Back in August 2014, around the 100th anniversary of the outbreak of the First World War, the Data Unit published our analysis of the Commonwealth War Graves Commission‘s records of fallen soldiers, airmen, sailors and other servicemen and women who gave their lives during the next four years.
Today is Armistice Day 2017, which means that in one year’s time we will reach the 100th anniversary of the end of the war.
But many more young men would be killed before peace was finally declared.
From Tableau to R
When I first started analysing the World War I data in 2014 I used Tableau.
Tableau is a good tool for analysing large datasets. It can handle large volumes of data and doesn’t have a steep learning curve to get started with it, unlike R.
Now however, I use R to analyse the data.
library(dplyr) #load the CSV - note the 'header=FALSE' to indicate it has no header row war <- read.csv("casualties_ww1_SUPER_NEW.csv", header = FALSE) #remove the unnecessary timestamp war$V8 <- gsub(" 00:00:00.000", "", war$V8) lastyear <- war[war$V8 >= "1917-11-11", ] lastyear <- lastyear[lastyear$V8 <= "1918-11-11",]

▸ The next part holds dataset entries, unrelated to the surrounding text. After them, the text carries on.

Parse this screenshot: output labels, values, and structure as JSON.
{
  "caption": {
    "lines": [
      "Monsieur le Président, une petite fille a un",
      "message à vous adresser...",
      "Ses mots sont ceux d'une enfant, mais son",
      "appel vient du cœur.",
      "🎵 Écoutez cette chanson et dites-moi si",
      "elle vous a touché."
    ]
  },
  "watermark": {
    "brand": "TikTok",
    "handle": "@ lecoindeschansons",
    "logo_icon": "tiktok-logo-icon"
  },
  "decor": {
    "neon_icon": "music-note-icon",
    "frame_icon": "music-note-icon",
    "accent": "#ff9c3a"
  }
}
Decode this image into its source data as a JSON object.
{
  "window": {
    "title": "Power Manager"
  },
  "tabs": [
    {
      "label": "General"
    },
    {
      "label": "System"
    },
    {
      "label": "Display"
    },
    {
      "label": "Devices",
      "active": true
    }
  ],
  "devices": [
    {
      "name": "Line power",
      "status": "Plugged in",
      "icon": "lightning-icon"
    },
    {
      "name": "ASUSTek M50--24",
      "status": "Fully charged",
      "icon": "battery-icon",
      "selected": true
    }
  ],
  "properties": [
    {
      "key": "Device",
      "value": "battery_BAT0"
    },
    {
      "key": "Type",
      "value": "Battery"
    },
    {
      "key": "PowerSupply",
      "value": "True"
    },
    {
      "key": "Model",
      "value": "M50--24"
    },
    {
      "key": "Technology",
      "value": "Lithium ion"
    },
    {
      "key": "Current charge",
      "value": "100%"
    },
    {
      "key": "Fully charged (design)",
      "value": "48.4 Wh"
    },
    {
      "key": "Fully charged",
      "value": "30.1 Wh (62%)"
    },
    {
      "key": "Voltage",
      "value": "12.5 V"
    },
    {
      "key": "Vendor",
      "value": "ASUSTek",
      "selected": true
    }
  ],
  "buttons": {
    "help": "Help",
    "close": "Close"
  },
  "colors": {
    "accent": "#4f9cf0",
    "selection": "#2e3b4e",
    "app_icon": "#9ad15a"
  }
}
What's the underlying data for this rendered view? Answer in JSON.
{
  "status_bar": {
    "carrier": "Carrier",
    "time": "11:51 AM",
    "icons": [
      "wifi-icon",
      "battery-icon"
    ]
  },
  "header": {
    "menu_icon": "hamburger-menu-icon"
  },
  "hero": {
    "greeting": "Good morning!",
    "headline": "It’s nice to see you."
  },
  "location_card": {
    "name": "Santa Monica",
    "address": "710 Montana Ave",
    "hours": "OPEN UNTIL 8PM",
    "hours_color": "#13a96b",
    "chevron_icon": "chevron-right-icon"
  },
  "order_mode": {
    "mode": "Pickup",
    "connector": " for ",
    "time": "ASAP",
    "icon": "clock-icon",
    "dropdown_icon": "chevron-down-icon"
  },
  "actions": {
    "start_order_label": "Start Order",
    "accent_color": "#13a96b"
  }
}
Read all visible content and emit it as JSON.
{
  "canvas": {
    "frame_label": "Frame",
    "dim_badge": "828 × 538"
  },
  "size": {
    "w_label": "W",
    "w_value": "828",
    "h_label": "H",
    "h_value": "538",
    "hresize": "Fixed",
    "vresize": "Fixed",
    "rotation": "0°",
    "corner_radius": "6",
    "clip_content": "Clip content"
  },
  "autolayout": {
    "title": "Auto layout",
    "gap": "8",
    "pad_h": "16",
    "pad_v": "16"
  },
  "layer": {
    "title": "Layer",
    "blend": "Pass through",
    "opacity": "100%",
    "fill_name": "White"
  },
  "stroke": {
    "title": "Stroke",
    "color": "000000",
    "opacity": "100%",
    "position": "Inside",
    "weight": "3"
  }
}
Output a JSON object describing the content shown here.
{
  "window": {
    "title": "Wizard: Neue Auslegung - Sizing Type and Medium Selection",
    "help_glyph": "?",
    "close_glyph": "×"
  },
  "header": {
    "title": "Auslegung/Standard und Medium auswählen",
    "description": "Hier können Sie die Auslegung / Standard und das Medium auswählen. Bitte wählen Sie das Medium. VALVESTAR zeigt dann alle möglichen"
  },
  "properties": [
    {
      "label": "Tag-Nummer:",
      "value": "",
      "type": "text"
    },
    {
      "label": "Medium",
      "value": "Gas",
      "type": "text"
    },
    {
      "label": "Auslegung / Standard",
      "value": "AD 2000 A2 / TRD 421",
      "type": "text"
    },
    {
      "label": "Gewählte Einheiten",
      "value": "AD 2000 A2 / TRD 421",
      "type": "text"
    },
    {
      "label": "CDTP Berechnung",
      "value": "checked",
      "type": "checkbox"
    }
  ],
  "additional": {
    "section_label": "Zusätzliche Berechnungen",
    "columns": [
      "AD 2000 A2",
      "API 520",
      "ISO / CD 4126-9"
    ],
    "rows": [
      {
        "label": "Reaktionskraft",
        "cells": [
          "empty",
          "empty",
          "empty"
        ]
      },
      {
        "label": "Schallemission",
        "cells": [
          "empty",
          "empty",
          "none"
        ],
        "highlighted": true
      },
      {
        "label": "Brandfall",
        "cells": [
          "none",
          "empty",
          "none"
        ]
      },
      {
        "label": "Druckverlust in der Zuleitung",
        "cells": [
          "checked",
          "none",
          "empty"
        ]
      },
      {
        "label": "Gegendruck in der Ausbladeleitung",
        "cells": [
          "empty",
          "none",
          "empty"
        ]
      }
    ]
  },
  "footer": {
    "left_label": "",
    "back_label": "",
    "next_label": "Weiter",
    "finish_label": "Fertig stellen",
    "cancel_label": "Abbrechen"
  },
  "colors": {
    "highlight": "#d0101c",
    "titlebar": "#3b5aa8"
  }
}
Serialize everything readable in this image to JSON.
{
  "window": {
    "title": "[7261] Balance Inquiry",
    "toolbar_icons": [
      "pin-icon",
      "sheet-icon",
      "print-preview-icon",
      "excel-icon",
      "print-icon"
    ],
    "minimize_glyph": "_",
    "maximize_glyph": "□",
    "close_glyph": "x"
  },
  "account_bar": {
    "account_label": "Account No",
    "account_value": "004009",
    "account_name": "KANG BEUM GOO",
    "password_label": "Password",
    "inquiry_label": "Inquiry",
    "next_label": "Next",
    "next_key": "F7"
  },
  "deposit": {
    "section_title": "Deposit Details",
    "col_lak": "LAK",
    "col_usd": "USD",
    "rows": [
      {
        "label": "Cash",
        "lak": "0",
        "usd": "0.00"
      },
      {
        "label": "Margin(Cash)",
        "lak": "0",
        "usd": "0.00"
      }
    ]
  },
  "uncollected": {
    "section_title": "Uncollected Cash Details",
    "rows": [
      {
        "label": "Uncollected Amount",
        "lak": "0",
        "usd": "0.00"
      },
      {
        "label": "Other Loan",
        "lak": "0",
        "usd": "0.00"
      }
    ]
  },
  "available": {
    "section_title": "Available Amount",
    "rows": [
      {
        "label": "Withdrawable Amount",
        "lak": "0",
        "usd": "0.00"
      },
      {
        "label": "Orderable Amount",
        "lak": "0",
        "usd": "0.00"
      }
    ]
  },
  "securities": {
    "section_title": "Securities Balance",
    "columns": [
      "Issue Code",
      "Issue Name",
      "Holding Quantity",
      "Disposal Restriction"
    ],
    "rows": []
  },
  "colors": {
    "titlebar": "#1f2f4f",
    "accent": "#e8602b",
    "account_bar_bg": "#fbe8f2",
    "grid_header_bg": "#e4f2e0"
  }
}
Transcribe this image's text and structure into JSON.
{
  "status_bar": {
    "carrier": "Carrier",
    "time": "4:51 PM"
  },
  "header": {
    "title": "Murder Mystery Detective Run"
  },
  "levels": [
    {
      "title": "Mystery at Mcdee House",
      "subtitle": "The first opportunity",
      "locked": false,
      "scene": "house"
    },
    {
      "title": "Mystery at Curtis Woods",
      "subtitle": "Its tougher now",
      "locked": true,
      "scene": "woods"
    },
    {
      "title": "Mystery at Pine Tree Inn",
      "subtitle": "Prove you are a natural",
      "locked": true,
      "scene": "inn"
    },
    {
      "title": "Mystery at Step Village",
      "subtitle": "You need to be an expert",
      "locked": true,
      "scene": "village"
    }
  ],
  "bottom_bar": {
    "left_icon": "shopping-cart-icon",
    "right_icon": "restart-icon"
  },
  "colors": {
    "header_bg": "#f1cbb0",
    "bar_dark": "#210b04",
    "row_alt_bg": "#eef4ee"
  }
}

To make the stories easier to understand, I selected only those who died between November 11, 1917 and November 11, 1918.
Of course, the declaration of peace did not heal the wounds of those already injured, and more soldiers went on to die after November 11, 1918.
The next step is to add in the ranks spreadsheet to match the numbered rank codes to their ranks.
ranks <- read.csv("Ranks.csv") lastyear_ranks <- merge(lastyear, ranks, by.x = "V3", by.y = "rank", all.x = TRUE)
Most of the biographical details are stored as free text in one field.
To find the names of soldiers from a particular area, we have to search in this field.
For Bath, for example:
bath <- dplyr::filter(lastyear_ranks, grepl("Bath",V11))
This filter does a ‘contains’ search, picking up all cases where this word
The problem with this kind of search is that includes all (case-sensitive) mentions of the word Bath.
That will pick up Bath Road, Bath Street, Bath Cottages, plus any word containing the word Bath such as the Somerset village of Bathealton.
The only way to clean the data is to go through it as thoroughly as I can removing any cases where these crop up.
You can either do this in R or you can print off the spreadsheet and go through it in OpenOffice. I prefer doing this step in OpenOffice.
Here is the finished result, as published by the Bath Chronicle.